The population projection for Kane and McHenry County is an increase of 400,000 by 2050. Protecting our watershed from numerous threats such as land development degradation will take public involvement and good planning. One growing threat is the rapidly rising levels of chloride levels in soil and groundwater, primarily from using sodium chloride for snow and ice removal. This is being addressed with education and exploring alternative anti-icing agents. Counties and villages are adopting better practices and now working with private operators. Addressing the issues associated with single-use plastics and other sources of micro plastics is a growing concern.

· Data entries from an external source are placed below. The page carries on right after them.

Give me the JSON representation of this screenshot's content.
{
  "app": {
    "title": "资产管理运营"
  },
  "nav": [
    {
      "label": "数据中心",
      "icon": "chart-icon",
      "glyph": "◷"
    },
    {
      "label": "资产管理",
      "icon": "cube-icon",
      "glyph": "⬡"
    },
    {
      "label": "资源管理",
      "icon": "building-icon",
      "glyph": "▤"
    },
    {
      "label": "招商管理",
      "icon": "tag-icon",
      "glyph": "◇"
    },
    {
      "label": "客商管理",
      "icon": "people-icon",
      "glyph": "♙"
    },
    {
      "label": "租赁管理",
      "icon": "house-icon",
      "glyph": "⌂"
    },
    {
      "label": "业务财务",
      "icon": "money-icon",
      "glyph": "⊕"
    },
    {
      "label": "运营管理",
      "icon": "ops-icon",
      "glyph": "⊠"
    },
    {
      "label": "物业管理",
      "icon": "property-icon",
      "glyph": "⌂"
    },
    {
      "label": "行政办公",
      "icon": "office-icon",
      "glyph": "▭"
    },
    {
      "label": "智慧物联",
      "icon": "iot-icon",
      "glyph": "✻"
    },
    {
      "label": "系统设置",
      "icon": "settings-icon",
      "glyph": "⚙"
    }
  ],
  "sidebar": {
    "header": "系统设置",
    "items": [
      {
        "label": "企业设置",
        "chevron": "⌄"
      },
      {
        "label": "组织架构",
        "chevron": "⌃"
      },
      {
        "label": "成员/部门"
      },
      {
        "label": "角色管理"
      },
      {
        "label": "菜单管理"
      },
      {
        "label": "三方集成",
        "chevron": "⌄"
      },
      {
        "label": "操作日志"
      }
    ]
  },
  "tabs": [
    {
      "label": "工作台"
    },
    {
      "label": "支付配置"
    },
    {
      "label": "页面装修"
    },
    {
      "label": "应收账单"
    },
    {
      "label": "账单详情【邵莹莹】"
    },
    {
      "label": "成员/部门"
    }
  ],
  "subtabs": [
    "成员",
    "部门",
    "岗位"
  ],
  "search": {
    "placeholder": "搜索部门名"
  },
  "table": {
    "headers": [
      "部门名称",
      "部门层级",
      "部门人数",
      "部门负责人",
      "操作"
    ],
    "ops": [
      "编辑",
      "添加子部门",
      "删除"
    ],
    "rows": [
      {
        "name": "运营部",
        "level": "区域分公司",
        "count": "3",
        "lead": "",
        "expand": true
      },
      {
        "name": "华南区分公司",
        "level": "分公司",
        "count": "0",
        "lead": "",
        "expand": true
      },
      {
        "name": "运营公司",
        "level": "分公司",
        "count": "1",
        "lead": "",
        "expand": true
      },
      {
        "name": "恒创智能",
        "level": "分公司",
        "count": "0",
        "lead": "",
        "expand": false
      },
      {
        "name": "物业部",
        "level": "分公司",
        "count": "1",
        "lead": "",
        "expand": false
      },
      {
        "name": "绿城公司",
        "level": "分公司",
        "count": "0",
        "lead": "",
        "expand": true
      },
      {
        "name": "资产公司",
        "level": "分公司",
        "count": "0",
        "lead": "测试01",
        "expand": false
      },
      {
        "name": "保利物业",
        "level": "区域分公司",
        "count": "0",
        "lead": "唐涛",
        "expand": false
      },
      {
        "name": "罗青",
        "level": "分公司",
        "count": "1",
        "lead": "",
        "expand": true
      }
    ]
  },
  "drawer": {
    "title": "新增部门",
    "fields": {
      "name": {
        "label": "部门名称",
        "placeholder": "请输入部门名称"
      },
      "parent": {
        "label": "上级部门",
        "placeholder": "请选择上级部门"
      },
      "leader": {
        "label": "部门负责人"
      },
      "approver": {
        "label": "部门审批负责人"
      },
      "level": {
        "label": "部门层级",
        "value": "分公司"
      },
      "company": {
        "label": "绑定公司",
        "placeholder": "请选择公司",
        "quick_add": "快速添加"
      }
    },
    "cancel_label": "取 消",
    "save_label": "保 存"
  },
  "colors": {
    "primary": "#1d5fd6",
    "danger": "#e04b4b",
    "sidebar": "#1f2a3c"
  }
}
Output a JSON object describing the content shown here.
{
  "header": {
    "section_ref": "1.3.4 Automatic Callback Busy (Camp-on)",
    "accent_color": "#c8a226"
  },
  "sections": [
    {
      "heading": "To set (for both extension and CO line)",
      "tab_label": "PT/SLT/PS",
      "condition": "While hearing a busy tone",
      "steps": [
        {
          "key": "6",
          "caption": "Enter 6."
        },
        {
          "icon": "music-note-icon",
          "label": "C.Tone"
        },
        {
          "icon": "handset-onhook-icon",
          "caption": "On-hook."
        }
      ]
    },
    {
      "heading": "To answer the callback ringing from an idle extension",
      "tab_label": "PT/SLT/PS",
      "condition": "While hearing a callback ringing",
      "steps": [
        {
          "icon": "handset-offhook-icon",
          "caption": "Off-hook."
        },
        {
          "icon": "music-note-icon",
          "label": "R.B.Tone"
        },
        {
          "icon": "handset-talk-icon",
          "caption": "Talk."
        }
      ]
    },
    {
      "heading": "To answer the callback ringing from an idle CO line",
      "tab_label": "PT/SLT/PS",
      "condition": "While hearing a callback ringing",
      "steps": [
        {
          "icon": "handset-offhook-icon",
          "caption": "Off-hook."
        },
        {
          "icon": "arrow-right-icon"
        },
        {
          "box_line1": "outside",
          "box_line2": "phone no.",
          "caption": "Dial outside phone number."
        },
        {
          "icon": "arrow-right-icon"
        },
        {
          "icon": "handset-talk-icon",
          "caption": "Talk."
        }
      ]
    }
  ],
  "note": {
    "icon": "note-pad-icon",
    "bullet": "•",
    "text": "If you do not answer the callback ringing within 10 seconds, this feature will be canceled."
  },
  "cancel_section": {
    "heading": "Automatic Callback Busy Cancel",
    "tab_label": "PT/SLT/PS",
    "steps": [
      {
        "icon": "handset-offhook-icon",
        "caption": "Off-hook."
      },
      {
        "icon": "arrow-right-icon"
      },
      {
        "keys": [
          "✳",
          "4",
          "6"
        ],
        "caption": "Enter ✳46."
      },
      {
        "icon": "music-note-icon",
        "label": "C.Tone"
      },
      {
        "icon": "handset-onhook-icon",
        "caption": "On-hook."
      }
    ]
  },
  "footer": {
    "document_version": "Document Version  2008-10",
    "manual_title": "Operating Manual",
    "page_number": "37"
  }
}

The current State of the Fox River is stable and steadily improving. This is reflected in the on-going chemical water quality data from the Illinois State Water Survey and the Illinois Department of Natural Resources fish data from the past 30 years. The progress, though slow, is the result of a historical movement and the collaborative efforts on an incredible number of fronts consisting of homeowners, organizations, municipalities, and state and federal agencies. It will take diligence to maintain this trend.

Together, WE keep on fixin’ the Fox.